Task = Can you find the lines of the listing that include "kind" and copy every one?

═══ Records for this task

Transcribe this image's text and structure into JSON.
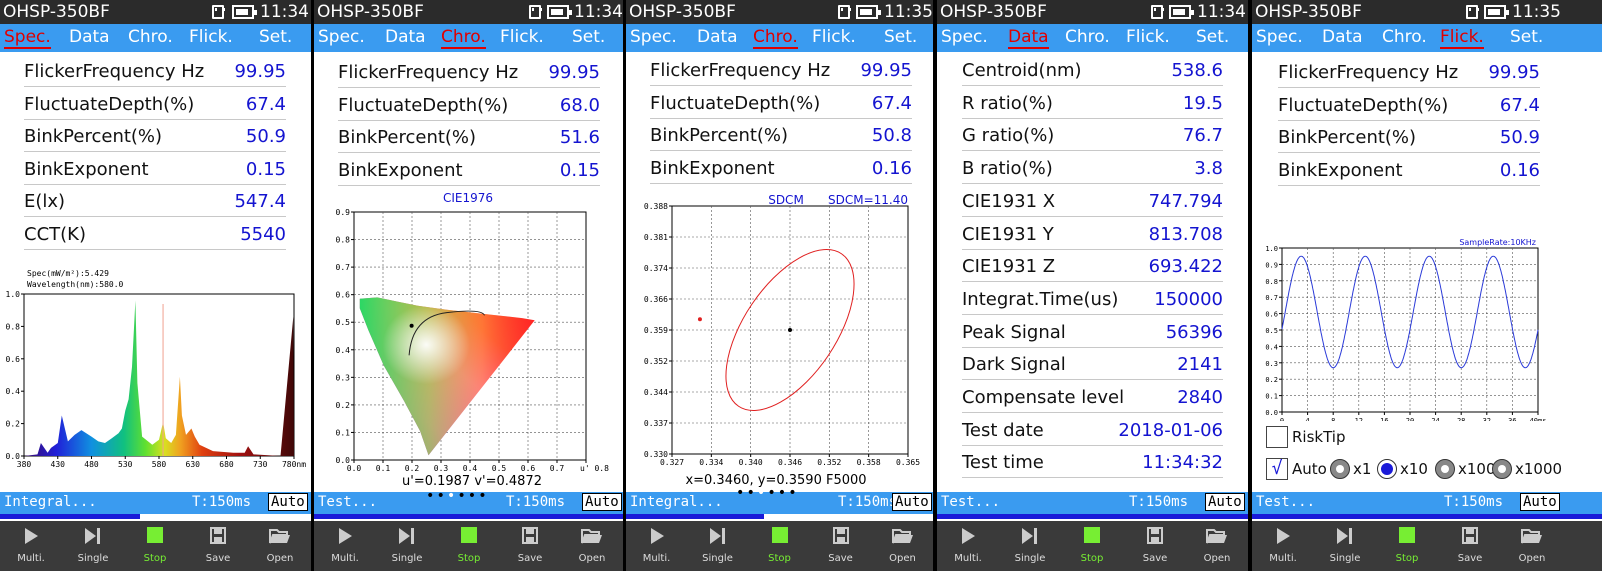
{
  "device_name": "OHSP-350BF",
  "screens": [
    {
      "time": "11:34",
      "tabs": [
        "Spec.",
        "Data",
        "Chro.",
        "Flick.",
        "Set."
      ],
      "active_tab": 0,
      "rows": [
        {
          "label": "FlickerFrequency Hz",
          "value": "99.95"
        },
        {
          "label": "FluctuateDepth(%)",
          "value": "67.4"
        },
        {
          "label": "BinkPercent(%)",
          "value": "50.9"
        },
        {
          "label": "BinkExponent",
          "value": "0.15"
        },
        {
          "label": "E(lx)",
          "value": "547.4"
        },
        {
          "label": "CCT(K)",
          "value": "5540"
        }
      ],
      "status": "Integral...",
      "time_label": "T:150ms",
      "auto_label": "Auto",
      "progress": 0.45
    },
    {
      "time": "11:34",
      "tabs": [
        "Spec.",
        "Data",
        "Chro.",
        "Flick.",
        "Set."
      ],
      "active_tab": 2,
      "rows": [
        {
          "label": "FlickerFrequency Hz",
          "value": "99.95"
        },
        {
          "label": "FluctuateDepth(%)",
          "value": "68.0"
        },
        {
          "label": "BinkPercent(%)",
          "value": "51.6"
        },
        {
          "label": "BinkExponent",
          "value": "0.15"
        }
      ],
      "status": "Test...",
      "time_label": "T:150ms",
      "auto_label": "Auto",
      "progress": 1.0
    },
    {
      "time": "11:35",
      "tabs": [
        "Spec.",
        "Data",
        "Chro.",
        "Flick.",
        "Set."
      ],
      "active_tab": 2,
      "rows": [
        {
          "label": "FlickerFrequency Hz",
          "value": "99.95"
        },
        {
          "label": "FluctuateDepth(%)",
          "value": "67.4"
        },
        {
          "label": "BinkPercent(%)",
          "value": "50.8"
        },
        {
          "label": "BinkExponent",
          "value": "0.16"
        }
      ],
      "status": "Integral...",
      "time_label": "T:150ms",
      "auto_label": "Auto",
      "progress": 0.45
    },
    {
      "time": "11:34",
      "tabs": [
        "Spec.",
        "Data",
        "Chro.",
        "Flick.",
        "Set."
      ],
      "active_tab": 1,
      "rows": [
        {
          "label": "Centroid(nm)",
          "value": "538.6"
        },
        {
          "label": "R ratio(%)",
          "value": "19.5"
        },
        {
          "label": "G ratio(%)",
          "value": "76.7"
        },
        {
          "label": "B ratio(%)",
          "value": "3.8"
        },
        {
          "label": "CIE1931 X",
          "value": "747.794"
        },
        {
          "label": "CIE1931 Y",
          "value": "813.708"
        },
        {
          "label": "CIE1931 Z",
          "value": "693.422"
        },
        {
          "label": "Integrat.Time(us)",
          "value": "150000"
        },
        {
          "label": "Peak Signal",
          "value": "56396"
        },
        {
          "label": "Dark Signal",
          "value": "2141"
        },
        {
          "label": "Compensate level",
          "value": "2840"
        },
        {
          "label": "Test date",
          "value": "2018-01-06"
        },
        {
          "label": "Test time",
          "value": "11:34:32"
        }
      ],
      "status": "Test...",
      "time_label": "T:150ms",
      "auto_label": "Auto",
      "progress": 1.0
    },
    {
      "time": "11:35",
      "tabs": [
        "Spec.",
        "Data",
        "Chro.",
        "Flick.",
        "Set."
      ],
      "active_tab": 3,
      "rows": [
        {
          "label": "FlickerFrequency Hz",
          "value": "99.95"
        },
        {
          "label": "FluctuateDepth(%)",
          "value": "67.4"
        },
        {
          "label": "BinkPercent(%)",
          "value": "50.9"
        },
        {
          "label": "BinkExponent",
          "value": "0.16"
        }
      ],
      "status": "Test...",
      "time_label": "T:150ms",
      "auto_label": "Auto",
      "progress": 1.0,
      "risk_tip_label": "RiskTip",
      "auto_check_label": "Auto",
      "check_mark": "√",
      "zoom_options": [
        "x1",
        "x10",
        "x100",
        "x1000"
      ],
      "zoom_selected": 1
    }
  ],
  "toolbar": [
    {
      "label": "Multi.",
      "icon": "play-icon"
    },
    {
      "label": "Single",
      "icon": "step-icon"
    },
    {
      "label": "Stop",
      "icon": "stop-icon"
    },
    {
      "label": "Save",
      "icon": "save-icon"
    },
    {
      "label": "Open",
      "icon": "folder-open-icon"
    }
  ],
  "page_dots": [
    "•",
    "•",
    "•",
    "•",
    "•",
    "•"
  ],
  "page_dots_active": 2,
  "colors": {
    "tab_bar": "#3a9bf0",
    "active_tab": "#e00000",
    "value_text": "#1414d0",
    "stop_icon": "#77ee33",
    "flicker_curve": "#2a3ad8",
    "sdcm_ellipse": "#e02020"
  },
  "chart_data": [
    {
      "type": "line",
      "kind": "spectrum",
      "annotations": [
        "Spec(mW/m²):5.429",
        "Wavelength(nm):580.0"
      ],
      "x_ticks": [
        "380",
        "430",
        "480",
        "530",
        "580",
        "630",
        "680",
        "730",
        "780nm"
      ],
      "y_ticks": [
        "0.0",
        "0.2",
        "0.4",
        "0.6",
        "0.8",
        "1.0"
      ],
      "xlim": [
        380,
        780
      ],
      "ylim": [
        0,
        1.0
      ],
      "x": [
        380,
        400,
        405,
        415,
        420,
        430,
        436,
        445,
        455,
        465,
        480,
        490,
        500,
        510,
        520,
        525,
        530,
        535,
        540,
        545,
        548,
        555,
        570,
        580,
        586,
        590,
        598,
        605,
        611,
        614,
        620,
        628,
        633,
        640,
        660,
        690,
        707,
        712,
        720,
        760,
        779,
        780
      ],
      "y": [
        0.0,
        0.01,
        0.08,
        0.02,
        0.05,
        0.08,
        0.25,
        0.09,
        0.13,
        0.16,
        0.12,
        0.09,
        0.08,
        0.11,
        0.14,
        0.17,
        0.28,
        0.35,
        0.55,
        0.96,
        0.45,
        0.12,
        0.07,
        0.1,
        0.21,
        0.11,
        0.08,
        0.13,
        0.49,
        0.25,
        0.13,
        0.17,
        0.12,
        0.07,
        0.03,
        0.02,
        0.02,
        0.06,
        0.01,
        0.0,
        0.86,
        0.0
      ]
    },
    {
      "type": "scatter",
      "kind": "cie1976",
      "title": "CIE1976",
      "x_ticks": [
        "0.0",
        "0.1",
        "0.2",
        "0.3",
        "0.4",
        "0.5",
        "0.6",
        "0.7"
      ],
      "x_ticks_end": "u' 0.8",
      "y_ticks": [
        "0.0",
        "0.1",
        "0.2",
        "0.3",
        "0.4",
        "0.5",
        "0.6",
        "0.7",
        "0.8",
        "0.9"
      ],
      "xlim": [
        0,
        0.8
      ],
      "ylim": [
        0,
        0.9
      ],
      "point": {
        "u": 0.1987,
        "v": 0.4872
      },
      "caption": "u'=0.1987  v'=0.4872",
      "locus": [
        [
          0.257,
          0.017
        ],
        [
          0.228,
          0.105
        ],
        [
          0.172,
          0.215
        ],
        [
          0.102,
          0.344
        ],
        [
          0.05,
          0.47
        ],
        [
          0.02,
          0.55
        ],
        [
          0.02,
          0.585
        ],
        [
          0.08,
          0.59
        ],
        [
          0.15,
          0.575
        ],
        [
          0.22,
          0.56
        ],
        [
          0.32,
          0.545
        ],
        [
          0.45,
          0.53
        ],
        [
          0.58,
          0.515
        ],
        [
          0.623,
          0.507
        ]
      ]
    },
    {
      "type": "scatter",
      "kind": "sdcm",
      "title": "SDCM",
      "sdcm_label": "SDCM=11.40",
      "x_ticks": [
        "0.327",
        "0.334",
        "0.340",
        "0.346",
        "0.352",
        "0.358",
        "0.365"
      ],
      "y_ticks": [
        "0.388",
        "0.381",
        "0.374",
        "0.366",
        "0.359",
        "0.352",
        "0.344",
        "0.337",
        "0.330"
      ],
      "xlim": [
        0.327,
        0.365
      ],
      "ylim": [
        0.33,
        0.388
      ],
      "center": {
        "x": 0.346,
        "y": 0.359
      },
      "measured": {
        "x": 0.3315,
        "y": 0.3615
      },
      "caption": "x=0.3460, y=0.3590 F5000"
    },
    {
      "type": "line",
      "kind": "flicker",
      "sample_rate": "SampleRate:10KHz",
      "x_ticks": [
        "0",
        "4",
        "8",
        "12",
        "16",
        "20",
        "24",
        "28",
        "32",
        "36",
        "40ms"
      ],
      "y_ticks": [
        "0.0",
        "0.1",
        "0.2",
        "0.3",
        "0.4",
        "0.5",
        "0.6",
        "0.7",
        "0.8",
        "0.9",
        "1.0"
      ],
      "xlim": [
        0,
        40
      ],
      "ylim": [
        0,
        1.0
      ],
      "mean": 0.61,
      "amplitude": 0.34,
      "frequency_hz": 99.95,
      "phase_ms": 0.5
    }
  ]
}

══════

Your response =
      "kind": "spectrum",
      "kind": "cie1976",
      "kind": "sdcm",
      "kind": "flicker",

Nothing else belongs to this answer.